The analysis shifts to the balance of cultural and religious identity in the later chapters, as Qualls examines the AG’s decision to join the National Association of Evangelicals (NAE), and its decision to combat the feminist movement of the mid-20th century. Ultimately, she argues that the AG was “molded and shaped by the standards of evangelical propriety regarding women’s leadership” (154). Despite allowing women to participate in ministry in the beginning of the Pentecostal movement, once the AG opted to become a part of the larger evangelical community, it also adopted the conservative views that would develop into the culture wars of the 20th century. Like other members of the NAE, the AG argued for women to exert themselves in the home caring for the family, instead of seeking to take the place of men in ministry. The decision to align its cultural identity with the NAE forced the AG to sacrifice “the prophetic nature of its message and diminished the impact of its role in the culture” (34).

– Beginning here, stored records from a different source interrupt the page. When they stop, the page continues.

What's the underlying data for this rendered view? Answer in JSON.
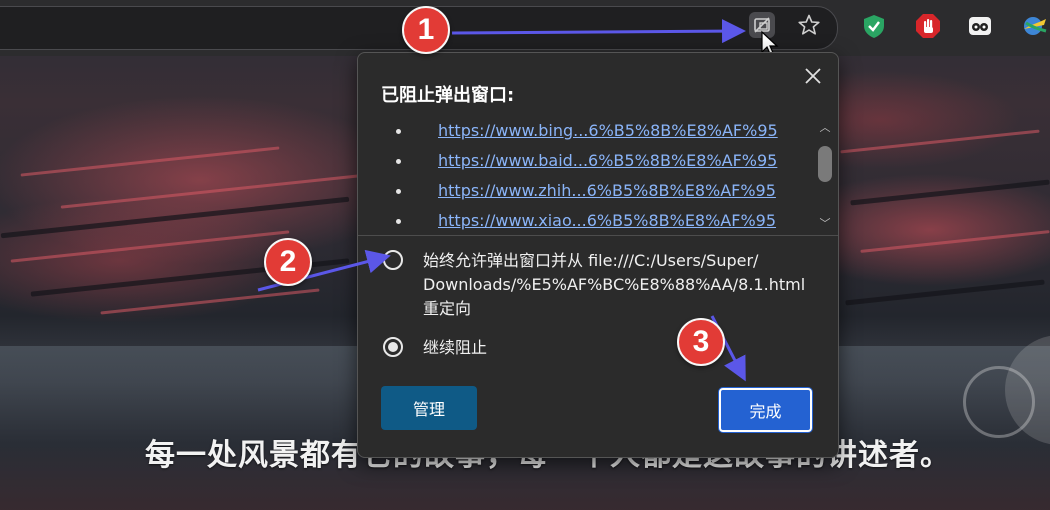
{
  "page": {
    "headline": "每一处风景都有它的故事，每一个人都是这故事的讲述者。"
  },
  "toolbar": {
    "icons": [
      "popup-blocked-icon",
      "star-icon",
      "shield-check-icon",
      "stop-hand-icon",
      "eyes-icon",
      "globe-arrow-icon"
    ]
  },
  "popup": {
    "title": "已阻止弹出窗口:",
    "links": [
      "https://www.bing...6%B5%8B%E8%AF%95",
      "https://www.baid...6%B5%8B%E8%AF%95",
      "https://www.zhih...6%B5%8B%E8%AF%95",
      "https://www.xiao...6%B5%8B%E8%AF%95"
    ],
    "options": {
      "allow_line1": "始终允许弹出窗口并从 file:///C:/Users/Super/",
      "allow_line2": "Downloads/%E5%AF%BC%E8%88%AA/8.1.html",
      "allow_line3": "重定向",
      "block": "继续阻止",
      "selected": "block"
    },
    "manage_label": "管理",
    "done_label": "完成"
  },
  "annotations": {
    "step1": "1",
    "step2": "2",
    "step3": "3",
    "color": "#e23b36",
    "arrow_color": "#5b57e8"
  }
}
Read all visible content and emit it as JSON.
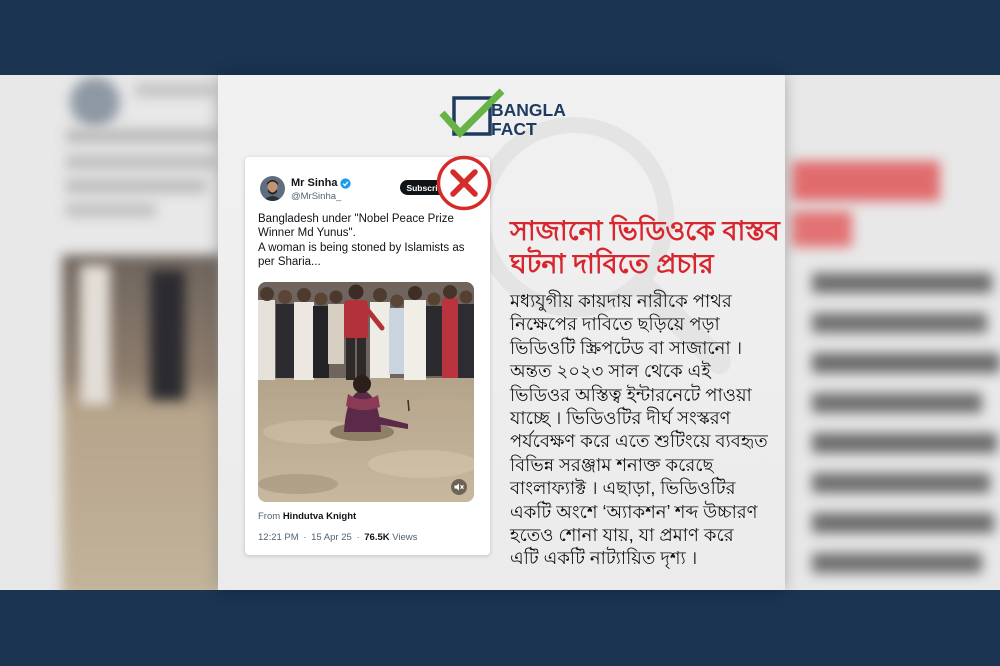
{
  "theme": {
    "colors": {
      "band": "#1b3452",
      "card_bg": "#eeeeee",
      "headline_red": "#d7262e",
      "logo_navy": "#1f3a5f",
      "logo_green": "#67b346",
      "verified_blue": "#1d9bf0",
      "false_marker_red": "#d62b2b"
    }
  },
  "icons": {
    "logo_mark": "checkmark-square-icon",
    "verified": "verified-badge-icon",
    "false_marker": "red-x-circle-icon",
    "mute": "mute-speaker-icon",
    "watermark": "magnifying-glass-icon"
  },
  "logo": {
    "line1": "BANGLA",
    "line2": "FACT"
  },
  "tweet": {
    "author_name": "Mr Sinha",
    "handle": "@MrSinha_",
    "subscribe_label": "Subscribe",
    "text_para1": "Bangladesh under \"Nobel Peace Prize Winner Md Yunus\".",
    "text_para2": "A woman is being stoned by Islamists as per Sharia...",
    "source_prefix": "From",
    "source_name": "Hindutva Knight",
    "time": "12:21 PM",
    "separator": "·",
    "date": "15 Apr 25",
    "views_count": "76.5K",
    "views_label": "Views"
  },
  "verdict": {
    "headline_line1": "সাজানো ভিডিওকে বাস্তব",
    "headline_line2": "ঘটনা দাবিতে প্রচার",
    "body_lines": [
      "মধ্যযুগীয় কায়দায় নারীকে পাথর",
      "নিক্ষেপের দাবিতে ছড়িয়ে পড়া",
      "ভিডিওটি স্ক্রিপটেড বা সাজানো ।",
      "অন্তত ২০২৩ সাল থেকে এই",
      "ভিডিওর অস্তিত্ব ইন্টারনেটে পাওয়া",
      "যাচ্ছে । ভিডিওটির দীর্ঘ সংস্করণ",
      "পর্যবেক্ষণ করে এতে শুটিংয়ে ব্যবহৃত",
      "বিভিন্ন সরঞ্জাম শনাক্ত করেছে",
      "বাংলাফ্যাক্ট । এছাড়া, ভিডিওটির",
      "একটি অংশে ‘অ্যাকশন’ শব্দ উচ্চারণ",
      "হতেও শোনা যায়, যা প্রমাণ করে",
      "এটি একটি নাট্যায়িত দৃশ্য ।"
    ]
  }
}
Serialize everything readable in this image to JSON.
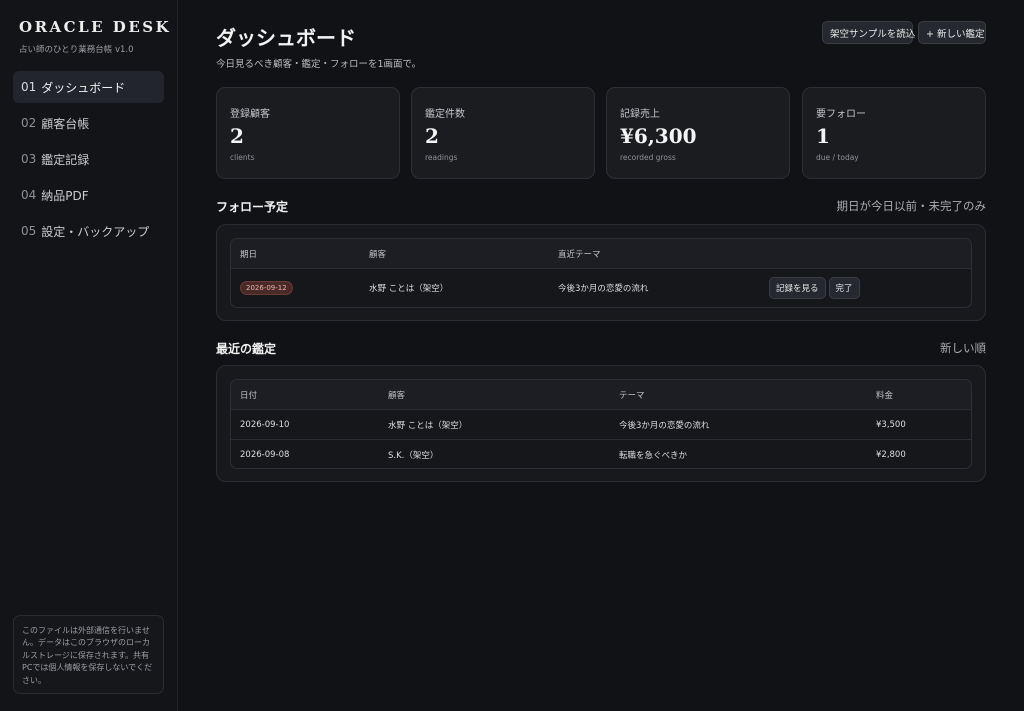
{
  "sidebar": {
    "brand": "ORACLE DESK",
    "subtitle": "占い師のひとり業務台帳 v1.0",
    "items": [
      {
        "num": "01",
        "label": "ダッシュボード"
      },
      {
        "num": "02",
        "label": "顧客台帳"
      },
      {
        "num": "03",
        "label": "鑑定記録"
      },
      {
        "num": "04",
        "label": "納品PDF"
      },
      {
        "num": "05",
        "label": "設定・バックアップ"
      }
    ],
    "notice": "このファイルは外部通信を行いません。データはこのブラウザのローカルストレージに保存されます。共有PCでは個人情報を保存しないでください。"
  },
  "header": {
    "title": "ダッシュボード",
    "subtitle": "今日見るべき顧客・鑑定・フォローを1画面で。",
    "sample_button": "架空サンプルを読込",
    "new_button": "+ 新しい鑑定"
  },
  "stats": [
    {
      "label": "登録顧客",
      "value": "2",
      "unit": "clients"
    },
    {
      "label": "鑑定件数",
      "value": "2",
      "unit": "readings"
    },
    {
      "label": "記録売上",
      "value": "¥6,300",
      "unit": "recorded gross"
    },
    {
      "label": "要フォロー",
      "value": "1",
      "unit": "due / today"
    }
  ],
  "follow": {
    "title": "フォロー予定",
    "note": "期日が今日以前・未完了のみ",
    "headers": [
      "期日",
      "顧客",
      "直近テーマ"
    ],
    "rows": [
      {
        "date": "2026-09-12",
        "client": "水野 ことは（架空）",
        "theme": "今後3か月の恋愛の流れ",
        "view_button": "記録を見る",
        "done_button": "完了"
      }
    ]
  },
  "recent": {
    "title": "最近の鑑定",
    "note": "新しい順",
    "headers": [
      "日付",
      "顧客",
      "テーマ",
      "料金"
    ],
    "rows": [
      {
        "date": "2026-09-10",
        "client": "水野 ことは（架空）",
        "theme": "今後3か月の恋愛の流れ",
        "fee": "¥3,500"
      },
      {
        "date": "2026-09-08",
        "client": "S.K.（架空）",
        "theme": "転職を急ぐべきか",
        "fee": "¥2,800"
      }
    ]
  },
  "colors": {
    "background": "#111215",
    "panel": "#17191d",
    "badge": "#4a2a28"
  }
}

Qualls hoped to contribute to the study of the broader evangelical community, but the connection is made weakly at best. The discussion of women rarely goes beyond the AG, let alone to other members of the evangelical community. Pentecostal women from other Pentecostal churches are not included, and the only minority women (with the exception of Melissa Alfaro) are found in the historical origins leading up to the Pentecostal movement. While the experience of Pentecostal women is similar to that of evangelical women, Anthea D. Butler’s Women in the Church of God in Christ: Making a Sanctified World (University of North Carolina Press, 2007) and R. Marie Griffith’s God’s Daughters: Evangelical Women and the Power of Submission (University of Califoria Press, 1997) both suggest that the experience of Pentecostal and evangelical women is diverse. Despite this disconnect, Qualls’s analysis of women in the AG is both an excellent review of previous work on the subject, and a new contribution to Pentecostal history from the perspective of rhetorical theory. It will be of interest to anyone hoping to better understand women’s ministry opportunities in the United States, and select chapters could be used in a variety of courses for undergraduates (or its entirety for graduate courses).
Alan J. Clark is a doctoral candidate in American Religion at the Claremont Graduate University.Alan J. ClarkDate Of Review:February 27, 2019